Excerpts from an interface dataset -
##########
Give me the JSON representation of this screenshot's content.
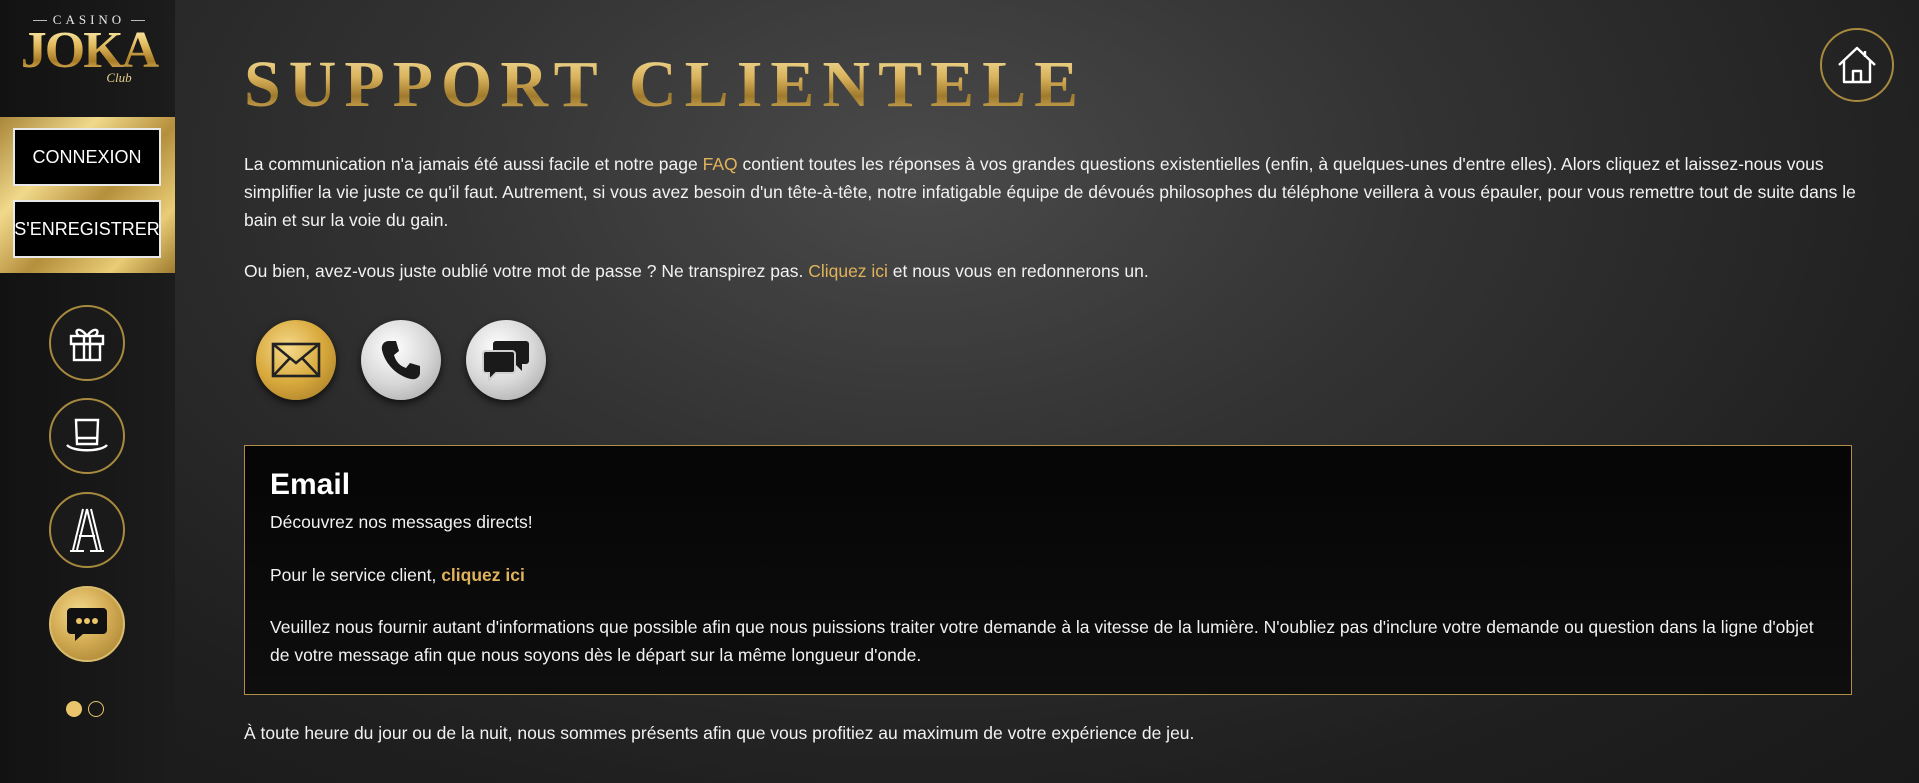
{
  "logo": {
    "casino": "CASINO",
    "name": "JOKA",
    "club": "Club"
  },
  "auth": {
    "login_label": "CONNEXION",
    "register_label": "S'ENREGISTRER"
  },
  "sidebar": {
    "icons": [
      {
        "name": "gift-icon",
        "active": false
      },
      {
        "name": "top-hat-icon",
        "active": false
      },
      {
        "name": "ace-card-icon",
        "active": false
      },
      {
        "name": "chat-bubble-icon",
        "active": true
      }
    ]
  },
  "page": {
    "title": "SUPPORT CLIENTELE",
    "intro": {
      "before_link": "La communication n'a jamais été aussi facile et notre page ",
      "link": "FAQ",
      "after_link": " contient toutes les réponses à vos grandes questions existentielles (enfin, à quelques-unes d'entre elles). Alors cliquez et laissez-nous vous simplifier la vie juste ce qu'il faut. Autrement, si vous avez besoin d'un tête-à-tête, notre infatigable équipe de dévoués philosophes du téléphone veillera à vous épauler, pour vous remettre tout de suite dans le bain et sur la voie du gain."
    },
    "password": {
      "before_link": "Ou bien, avez-vous juste oublié votre mot de passe ? Ne transpirez pas. ",
      "link": "Cliquez ici",
      "after_link": " et nous vous en redonnerons un."
    },
    "contact_options": [
      "email-icon",
      "phone-icon",
      "live-chat-icon"
    ],
    "email_box": {
      "heading": "Email",
      "subheading": "Découvrez nos messages directs!",
      "service_text": "Pour le service client, ",
      "service_link": "cliquez ici",
      "instructions": "Veuillez nous fournir autant d'informations que possible afin que nous puissions traiter votre demande à la vitesse de la lumière. N'oubliez pas d'inclure votre demande ou question dans la ligne d'objet de votre message afin que nous soyons dès le départ sur la même longueur d'onde."
    },
    "footer": "À toute heure du jour ou de la nuit, nous sommes présents afin que vous profitiez au maximum de votre expérience de jeu."
  },
  "colors": {
    "gold": "#e0b35a",
    "background": "#2a2a2a",
    "box_border": "#b08f45"
  }
}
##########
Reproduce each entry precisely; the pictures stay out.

Output of the exercise -
Give me the JSON representation of this screenshot's content.
{
  "logo": {
    "casino": "CASINO",
    "name": "JOKA",
    "club": "Club"
  },
  "auth": {
    "login_label": "CONNEXION",
    "register_label": "S'ENREGISTRER"
  },
  "sidebar": {
    "icons": [
      {
        "name": "gift-icon",
        "active": false
      },
      {
        "name": "top-hat-icon",
        "active": false
      },
      {
        "name": "ace-card-icon",
        "active": false
      },
      {
        "name": "chat-bubble-icon",
        "active": true
      }
    ]
  },
  "page": {
    "title": "SUPPORT CLIENTELE",
    "intro": {
      "before_link": "La communication n'a jamais été aussi facile et notre page ",
      "link": "FAQ",
      "after_link": " contient toutes les réponses à vos grandes questions existentielles (enfin, à quelques-unes d'entre elles). Alors cliquez et laissez-nous vous simplifier la vie juste ce qu'il faut. Autrement, si vous avez besoin d'un tête-à-tête, notre infatigable équipe de dévoués philosophes du téléphone veillera à vous épauler, pour vous remettre tout de suite dans le bain et sur la voie du gain."
    },
    "password": {
      "before_link": "Ou bien, avez-vous juste oublié votre mot de passe ? Ne transpirez pas. ",
      "link": "Cliquez ici",
      "after_link": " et nous vous en redonnerons un."
    },
    "contact_options": [
      "email-icon",
      "phone-icon",
      "live-chat-icon"
    ],
    "email_box": {
      "heading": "Email",
      "subheading": "Découvrez nos messages directs!",
      "service_text": "Pour le service client, ",
      "service_link": "cliquez ici",
      "instructions": "Veuillez nous fournir autant d'informations que possible afin que nous puissions traiter votre demande à la vitesse de la lumière. N'oubliez pas d'inclure votre demande ou question dans la ligne d'objet de votre message afin que nous soyons dès le départ sur la même longueur d'onde."
    },
    "footer": "À toute heure du jour ou de la nuit, nous sommes présents afin que vous profitiez au maximum de votre expérience de jeu."
  },
  "colors": {
    "gold": "#e0b35a",
    "background": "#2a2a2a",
    "box_border": "#b08f45"
  }
}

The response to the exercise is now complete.